Wednesday, November 4, 2009

Maine: NOT The Way Life Should Be

58% of the registered voters in Maine went to the polls yesterday. (detailed results available by county and town from the Bangor Daily News) Of those voters, 52.77% voted to repeal Maine’s Marriage Equality law. 47.23% voted to let Marriage Equality stand in Maine.

The approval of Question One which means the repeal of Marriage Equality in Maine is disheartening, disappointing, dispiriting. But two towns in particular who voted to strip same sex couples of their ever so recently afforded rights shocked and angered me.

Remember Mr. Spooner, the World War II Veteran, Veterans of Foreign Wars Chaplain, widower and the father of four sons - one of whom is gay? His fellow citizens in the city of Biddeford voted to repeal Marriage Equality in Maine: 53% Yes, 47% No.

And remember Mr. Redicker, the Vietnam War veteran and father of two daughters; one gay, one straight? His fellow citizens in the town of Fort Fairfield also voted to repeal Marriage Equality in Maine: 70% Yes, 30% No.

Do we blame ignorance? Fear? Hatred? I don’t know. But this process of state by state referendums on Marriage Equality now stands at zero victories. The comparison to the lengthy and enormous African-American Civil Rights Movement is fraught with differences and controversy. But the three federal legislative landmarks were the Civil Rights Act of 1964, the Voting Rights Act of 1965 and the Civil Rights Act of 1968. The important part of that last sentence is the word “federal”. But ever since the perversely named Defense of Marriage Act (DOMA) became law in 1996, the federal deck has been stacked against Marriage Equality. And the language of DOMA explicitly undermines the impact of the Full Faith and Credit Clause of the United States Constitution on marriage, which says states must respect the “public acts, records, and judicial proceedings” of other states.

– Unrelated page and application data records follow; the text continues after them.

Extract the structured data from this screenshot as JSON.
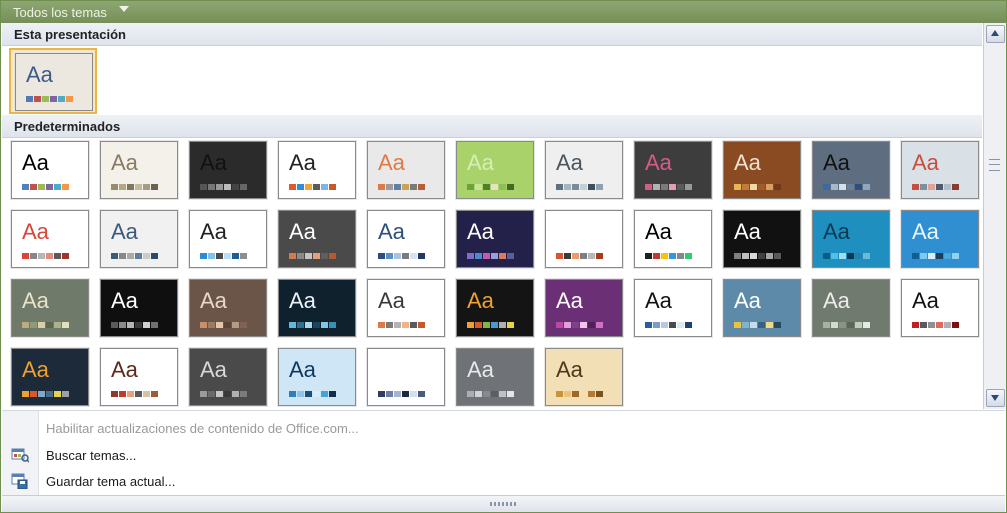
{
  "header": {
    "title": "Todos los temas"
  },
  "sections": {
    "current": "Esta presentación",
    "defaults": "Predeterminados"
  },
  "current_theme": {
    "label": "Aa",
    "bg": "#ece8df",
    "fg": "#3a5a8a",
    "swatches": [
      "#4f7ab2",
      "#c0504d",
      "#9bbb59",
      "#8064a2",
      "#4bacc6",
      "#f79646"
    ]
  },
  "themes": [
    {
      "bg": "#ffffff",
      "fg": "#000000",
      "swatches": [
        "#4f81bd",
        "#c0504d",
        "#9bbb59",
        "#8064a2",
        "#4bacc6",
        "#f79646"
      ]
    },
    {
      "bg": "#f3f1ea",
      "fg": "#8a7a62",
      "swatches": [
        "#9a8b6e",
        "#b6a982",
        "#7c7764",
        "#c7b99a",
        "#a39c86",
        "#6b6352"
      ]
    },
    {
      "bg": "#2b2b2b",
      "fg": "#111111",
      "swatches": [
        "#555555",
        "#777777",
        "#999999",
        "#bbbbbb",
        "#444444",
        "#666666"
      ]
    },
    {
      "bg": "#ffffff",
      "fg": "#222222",
      "swatches": [
        "#e2572b",
        "#2e8fd6",
        "#f2a33a",
        "#5a5a5a",
        "#7fb3e0",
        "#c85a2a"
      ]
    },
    {
      "bg": "#e9e9e9",
      "fg": "#e07a45",
      "swatches": [
        "#e07a45",
        "#9b9b9b",
        "#5d7fa8",
        "#c8a35a",
        "#7a7a7a",
        "#b45f3a"
      ]
    },
    {
      "bg": "#a9d36a",
      "fg": "#d8edb4",
      "swatches": [
        "#6da23a",
        "#c5e39a",
        "#4f7f2b",
        "#e6e1c8",
        "#8cc152",
        "#3f6b22"
      ]
    },
    {
      "bg": "#efefef",
      "fg": "#4a5560",
      "swatches": [
        "#5b7282",
        "#a6b4bd",
        "#7b8c97",
        "#c6cfd4",
        "#3e4f5b",
        "#8fa1ac"
      ]
    },
    {
      "bg": "#3d3d3d",
      "fg": "#d65a8a",
      "swatches": [
        "#d65a8a",
        "#b2b2b2",
        "#7a7a7a",
        "#e69bb9",
        "#5a5a5a",
        "#999999"
      ]
    },
    {
      "bg": "#8a4a22",
      "fg": "#f1e2cf",
      "swatches": [
        "#e8b45a",
        "#c47a3a",
        "#f1d9a8",
        "#a25a28",
        "#d8a060",
        "#6f3a18"
      ]
    },
    {
      "bg": "#5e6e80",
      "fg": "#111111",
      "swatches": [
        "#3a6aa5",
        "#a8b8cc",
        "#d7dfe8",
        "#6a7e94",
        "#2c4f7c",
        "#8fa6bf"
      ]
    },
    {
      "bg": "#d9e0e6",
      "fg": "#c74e3e",
      "swatches": [
        "#c74e3e",
        "#7d8f9d",
        "#e3a39a",
        "#4b5d6b",
        "#b0bec8",
        "#8a3a2f"
      ]
    },
    {
      "bg": "#ffffff",
      "fg": "#d8463a",
      "swatches": [
        "#d8463a",
        "#888888",
        "#b7b7b7",
        "#e68a80",
        "#5a5a5a",
        "#a33328"
      ]
    },
    {
      "bg": "#f1f1f1",
      "fg": "#3a5a7a",
      "swatches": [
        "#3a5a7a",
        "#888888",
        "#aaaaaa",
        "#5e7e9e",
        "#cccccc",
        "#2a4a6a"
      ]
    },
    {
      "bg": "#ffffff",
      "fg": "#222222",
      "swatches": [
        "#2d8bd1",
        "#7fc3ea",
        "#4a4a4a",
        "#b8dff5",
        "#1f5f8f",
        "#8f8f8f"
      ]
    },
    {
      "bg": "#4a4a4a",
      "fg": "#ffffff",
      "swatches": [
        "#d27a4c",
        "#8a8a8a",
        "#c4c4c4",
        "#e0a27e",
        "#5e5e5e",
        "#b35a30"
      ]
    },
    {
      "bg": "#ffffff",
      "fg": "#2b4f7e",
      "swatches": [
        "#2b4f7e",
        "#5d8fc6",
        "#a9c3e0",
        "#7a7a7a",
        "#d5e2f0",
        "#1e3a60"
      ]
    },
    {
      "bg": "#23214a",
      "fg": "#ffffff",
      "swatches": [
        "#7a6fc9",
        "#4b8ad1",
        "#c45ab0",
        "#9aa0d8",
        "#e07a5f",
        "#5c5c9c"
      ]
    },
    {
      "bg": "#ffffff",
      "fg": "#ffffff",
      "swatches": [
        "#d9542f",
        "#3a3a3a",
        "#ef9a6a",
        "#7f7f7f",
        "#b8b8b8",
        "#a83a1a"
      ]
    },
    {
      "bg": "#ffffff",
      "fg": "#000000",
      "swatches": [
        "#1f1f1f",
        "#c0392b",
        "#f1c40f",
        "#3498db",
        "#7f8c8d",
        "#2ecc71"
      ]
    },
    {
      "bg": "#111111",
      "fg": "#ffffff",
      "swatches": [
        "#7f7f7f",
        "#bfbfbf",
        "#d9d9d9",
        "#404040",
        "#a5a5a5",
        "#595959"
      ]
    },
    {
      "bg": "#1e8fbf",
      "fg": "#0c3a52",
      "swatches": [
        "#0b5d85",
        "#4fc0e8",
        "#a6dcef",
        "#083a55",
        "#2a7fa8",
        "#6fb7d6"
      ]
    },
    {
      "bg": "#2f8fd0",
      "fg": "#e8f6ff",
      "swatches": [
        "#0f5f94",
        "#7ccbf2",
        "#d6eefa",
        "#1a3f5f",
        "#4aa8dc",
        "#8fd2f0"
      ]
    },
    {
      "bg": "#6f7a6a",
      "fg": "#e8e3c9",
      "swatches": [
        "#b9ad7e",
        "#8f9a7a",
        "#d8cfa8",
        "#5c6650",
        "#a7b28f",
        "#e6dfbf"
      ]
    },
    {
      "bg": "#0f0f0f",
      "fg": "#ffffff",
      "swatches": [
        "#5a5a5a",
        "#8a8a8a",
        "#b5b5b5",
        "#3a3a3a",
        "#d0d0d0",
        "#707070"
      ]
    },
    {
      "bg": "#6b5548",
      "fg": "#e8d8c8",
      "swatches": [
        "#c88f6a",
        "#9c7a64",
        "#e3c6ac",
        "#5a4436",
        "#b59a86",
        "#7f6252"
      ]
    },
    {
      "bg": "#10212e",
      "fg": "#e8f2f8",
      "swatches": [
        "#5fb8e0",
        "#2c6f92",
        "#a6d8ef",
        "#18465f",
        "#7fc8e8",
        "#3a8fb8"
      ]
    },
    {
      "bg": "#ffffff",
      "fg": "#3a3a3a",
      "swatches": [
        "#e07a45",
        "#7a7a7a",
        "#b3b3b3",
        "#f2b38a",
        "#5a5a5a",
        "#c45a2a"
      ]
    },
    {
      "bg": "#141414",
      "fg": "#f0a030",
      "swatches": [
        "#f0a030",
        "#d85a2a",
        "#7fb84a",
        "#4a9ad0",
        "#b0b0b0",
        "#e8d24a"
      ]
    },
    {
      "bg": "#6a2f74",
      "fg": "#ffffff",
      "swatches": [
        "#b54aa8",
        "#e1a0d8",
        "#7f3f8f",
        "#f2c4ec",
        "#4f2156",
        "#d070c4"
      ]
    },
    {
      "bg": "#ffffff",
      "fg": "#111111",
      "swatches": [
        "#2a5f9e",
        "#7a9cc6",
        "#b6c9e0",
        "#4a4a4a",
        "#dfe7f1",
        "#1c4273"
      ]
    },
    {
      "bg": "#5d8aa8",
      "fg": "#ffffff",
      "swatches": [
        "#e8c34a",
        "#86b1cc",
        "#c7dceb",
        "#3a6280",
        "#f2d98a",
        "#2a4a62"
      ]
    },
    {
      "bg": "#707a6e",
      "fg": "#ececec",
      "swatches": [
        "#a7b39c",
        "#d4dccc",
        "#8a9484",
        "#5c6658",
        "#c2cbb8",
        "#e6ebe0"
      ]
    },
    {
      "bg": "#ffffff",
      "fg": "#111111",
      "swatches": [
        "#c0201f",
        "#5a5a5a",
        "#8f8f8f",
        "#e06a5a",
        "#b0b0b0",
        "#7a1010"
      ]
    },
    {
      "bg": "#1c2a3a",
      "fg": "#f0a030",
      "swatches": [
        "#f0a030",
        "#d85a2a",
        "#7fa8c8",
        "#4a6a8a",
        "#e8d24a",
        "#a0a0a0"
      ]
    },
    {
      "bg": "#ffffff",
      "fg": "#5a2a1a",
      "swatches": [
        "#8a3a2a",
        "#c0392b",
        "#e6a07a",
        "#5a5a5a",
        "#d4c4a4",
        "#a05a3a"
      ]
    },
    {
      "bg": "#4a4a4a",
      "fg": "#d8d8d8",
      "swatches": [
        "#9a9a9a",
        "#6a6a6a",
        "#c6c6c6",
        "#3a3a3a",
        "#b0b0b0",
        "#7c7c7c"
      ]
    },
    {
      "bg": "#cfe6f6",
      "fg": "#0c3a5e",
      "swatches": [
        "#2a7fc0",
        "#8cc4ea",
        "#1b4f7a",
        "#d9eef9",
        "#4aa0d8",
        "#0f2f4a"
      ]
    },
    {
      "bg": "#ffffff",
      "fg": "#ffffff",
      "swatches": [
        "#2f3e5a",
        "#6a7ea8",
        "#a6b4d0",
        "#1c2840",
        "#d7deeb",
        "#4a5a7e"
      ]
    },
    {
      "bg": "#6f7378",
      "fg": "#e8e8e8",
      "swatches": [
        "#a8aeb6",
        "#d0d4d9",
        "#848a92",
        "#5a5f66",
        "#bcc2c9",
        "#e4e7ea"
      ]
    },
    {
      "bg": "#f3dfb6",
      "fg": "#4a3a1a",
      "swatches": [
        "#c8943a",
        "#e8c27a",
        "#9a6a2a",
        "#f5dfae",
        "#b47a32",
        "#7a5220"
      ]
    }
  ],
  "menu": [
    {
      "label": "Habilitar actualizaciones de contenido de Office.com...",
      "enabled": false
    },
    {
      "label": "Buscar temas...",
      "enabled": true
    },
    {
      "label": "Guardar tema actual...",
      "enabled": true
    }
  ]
}
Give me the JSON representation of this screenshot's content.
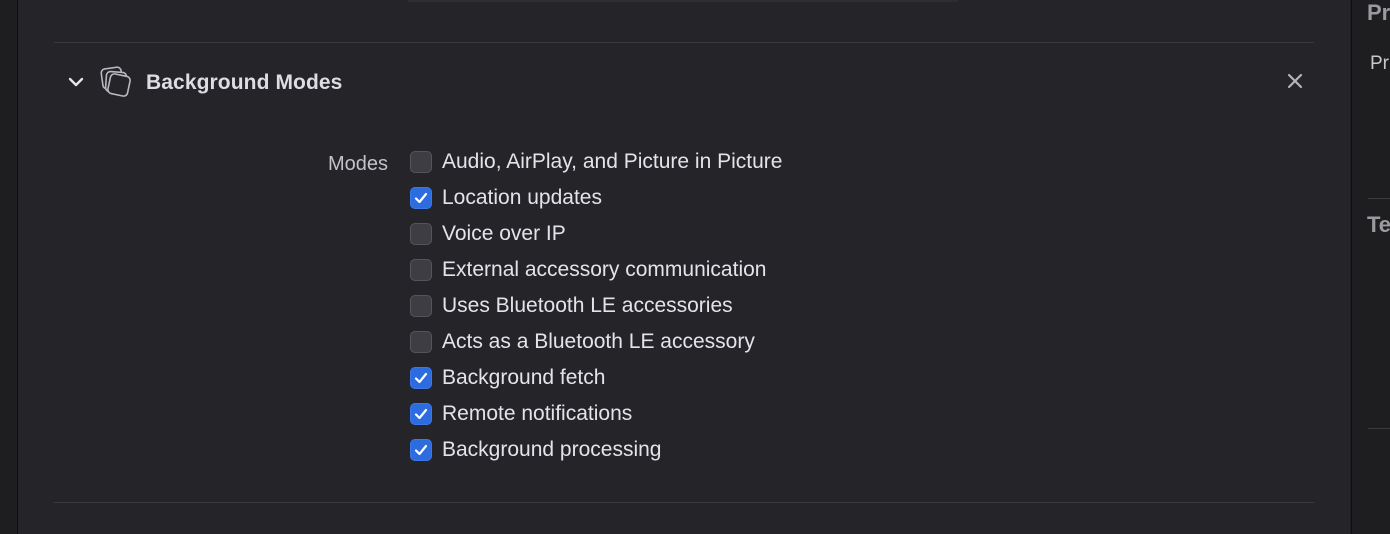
{
  "capability": {
    "title": "Background Modes",
    "icon": "stacked-windows-icon",
    "expanded": true
  },
  "modes": {
    "label": "Modes",
    "items": [
      {
        "label": "Audio, AirPlay, and Picture in Picture",
        "checked": false
      },
      {
        "label": "Location updates",
        "checked": true
      },
      {
        "label": "Voice over IP",
        "checked": false
      },
      {
        "label": "External accessory communication",
        "checked": false
      },
      {
        "label": "Uses Bluetooth LE accessories",
        "checked": false
      },
      {
        "label": "Acts as a Bluetooth LE accessory",
        "checked": false
      },
      {
        "label": "Background fetch",
        "checked": true
      },
      {
        "label": "Remote notifications",
        "checked": true
      },
      {
        "label": "Background processing",
        "checked": true
      }
    ]
  },
  "inspector": {
    "heading_1": "Pr",
    "sub_1": "Pr",
    "heading_2": "Te"
  },
  "colors": {
    "accent": "#2d6cdf",
    "background": "#252429"
  }
}
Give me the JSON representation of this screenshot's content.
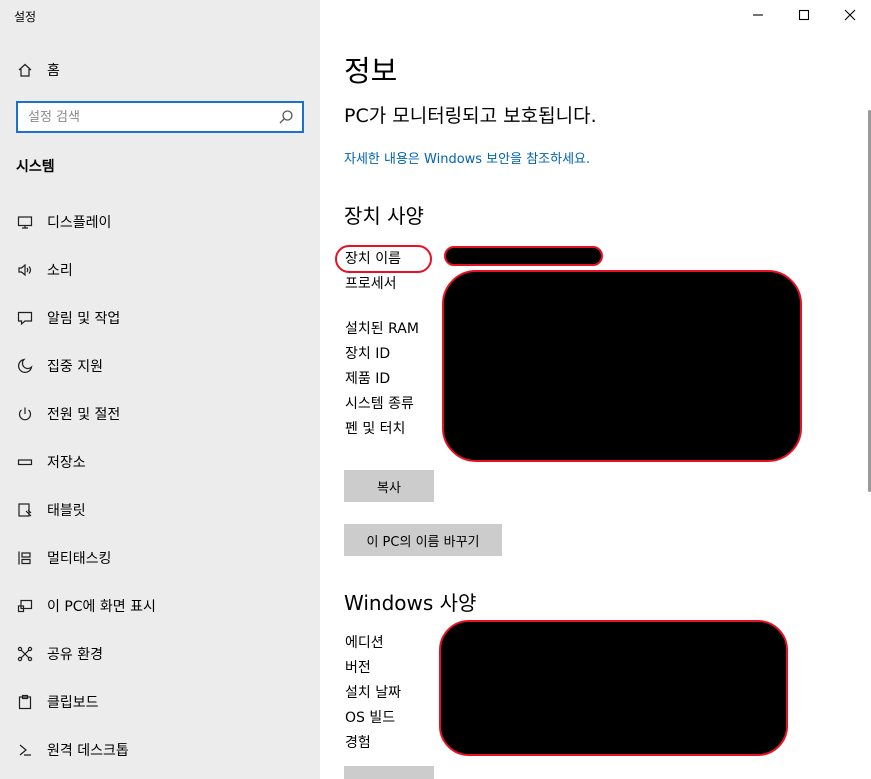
{
  "app_title": "설정",
  "sidebar": {
    "home_label": "홈",
    "search_placeholder": "설정 검색",
    "section_title": "시스템",
    "items": [
      {
        "label": "디스플레이",
        "icon": "monitor-icon"
      },
      {
        "label": "소리",
        "icon": "speaker-icon"
      },
      {
        "label": "알림 및 작업",
        "icon": "notification-icon"
      },
      {
        "label": "집중 지원",
        "icon": "moon-icon"
      },
      {
        "label": "전원 및 절전",
        "icon": "power-icon"
      },
      {
        "label": "저장소",
        "icon": "storage-icon"
      },
      {
        "label": "태블릿",
        "icon": "tablet-icon"
      },
      {
        "label": "멀티태스킹",
        "icon": "multitasking-icon"
      },
      {
        "label": "이 PC에 화면 표시",
        "icon": "project-icon"
      },
      {
        "label": "공유 환경",
        "icon": "share-icon"
      },
      {
        "label": "클립보드",
        "icon": "clipboard-icon"
      },
      {
        "label": "원격 데스크톱",
        "icon": "remote-desktop-icon"
      }
    ]
  },
  "main": {
    "title": "정보",
    "protect_message": "PC가 모니터링되고 보호됩니다.",
    "detail_link": "자세한 내용은 Windows 보안을 참조하세요.",
    "device_spec": {
      "heading": "장치 사양",
      "labels": [
        "장치 이름",
        "프로세서",
        "설치된 RAM",
        "장치 ID",
        "제품 ID",
        "시스템 종류",
        "펜 및 터치"
      ],
      "copy_button": "복사",
      "rename_button": "이 PC의 이름 바꾸기"
    },
    "windows_spec": {
      "heading": "Windows 사양",
      "labels": [
        "에디션",
        "버전",
        "설치 날짜",
        "OS 빌드",
        "경험"
      ]
    }
  },
  "colors": {
    "accent": "#0063b1",
    "search_border": "#1a73c8",
    "annotation_red": "#e81123",
    "sidebar_bg": "#ececec",
    "button_bg": "#cccccc"
  }
}
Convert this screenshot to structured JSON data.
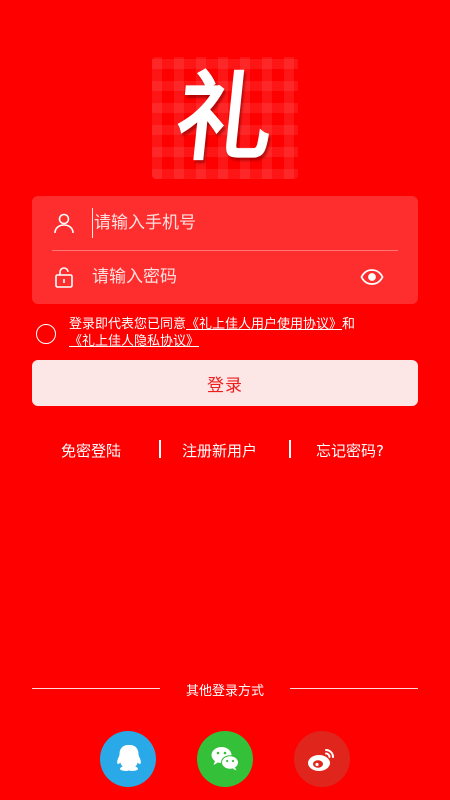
{
  "logo": {
    "char": "礼"
  },
  "form": {
    "phone_placeholder": "请输入手机号",
    "password_placeholder": "请输入密码"
  },
  "agreement": {
    "prefix": "登录即代表您已同意",
    "user_agreement": "《礼上佳人用户使用协议》",
    "conjunction": "和",
    "privacy_agreement": "《礼上佳人隐私协议》"
  },
  "login_button": "登录",
  "links": {
    "password_free": "免密登陆",
    "register": "注册新用户",
    "forgot": "忘记密码?"
  },
  "other_login": {
    "label": "其他登录方式",
    "providers": [
      "qq-icon",
      "wechat-icon",
      "weibo-icon"
    ]
  },
  "colors": {
    "background": "#fe0000",
    "button_bg": "#fde6e6",
    "button_text": "#ee1e1e",
    "qq": "#2aa9e8",
    "wechat": "#35c03a",
    "weibo": "#e0251d"
  }
}
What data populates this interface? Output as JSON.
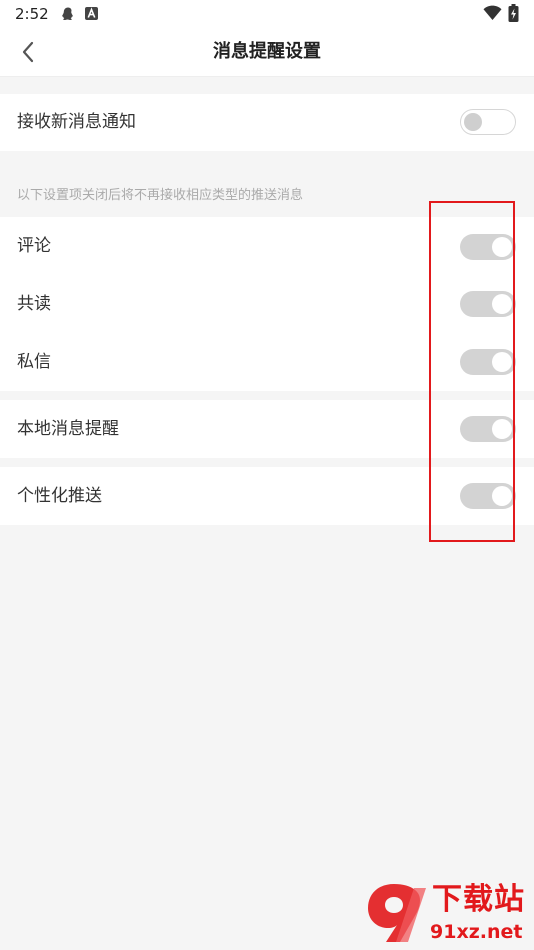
{
  "status_bar": {
    "time": "2:52",
    "icons_left": [
      "qq-icon",
      "a-badge-icon"
    ],
    "icons_right": [
      "wifi-icon",
      "battery-charging-icon"
    ]
  },
  "nav": {
    "title": "消息提醒设置",
    "back_icon": "chevron-left-icon"
  },
  "master": {
    "label": "接收新消息通知",
    "enabled": false
  },
  "section_hint": "以下设置项关闭后将不再接收相应类型的推送消息",
  "items": [
    {
      "label": "评论",
      "enabled": true,
      "disabled": true
    },
    {
      "label": "共读",
      "enabled": true,
      "disabled": true
    },
    {
      "label": "私信",
      "enabled": true,
      "disabled": true
    }
  ],
  "local_reminder": {
    "label": "本地消息提醒",
    "enabled": true,
    "disabled": true
  },
  "personalized_push": {
    "label": "个性化推送",
    "enabled": true,
    "disabled": true
  },
  "watermark": {
    "title": "下载站",
    "url": "91xz.net"
  },
  "colors": {
    "accent_red": "#e2191c",
    "background": "#f5f5f5",
    "toggle_disabled": "#d3d3d3"
  }
}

Same sex marriage is currently legal in just five states: Massachusetts, Connecticut, Iowa and Vermont; with New Hampshire’s law to take effect on January 1, 2010. But until the day when the Respect for Marriage Act of 2009 (H.R. 3567) , which repeals DOMA, becomes federal law, each of those states will be standing alone. Same sex couples legally married in those states will not have their marriages recognized in other states. The work for Marriage Equality must continue at the state level - including vigilance that existing rights are not eroded or overturned. But after yesterday’s vote in Maine, I believe the most important work is to get the Respect for Marriage Act of 2009 passed into law.

1 comment:

Roo said...

Shame! A backward step....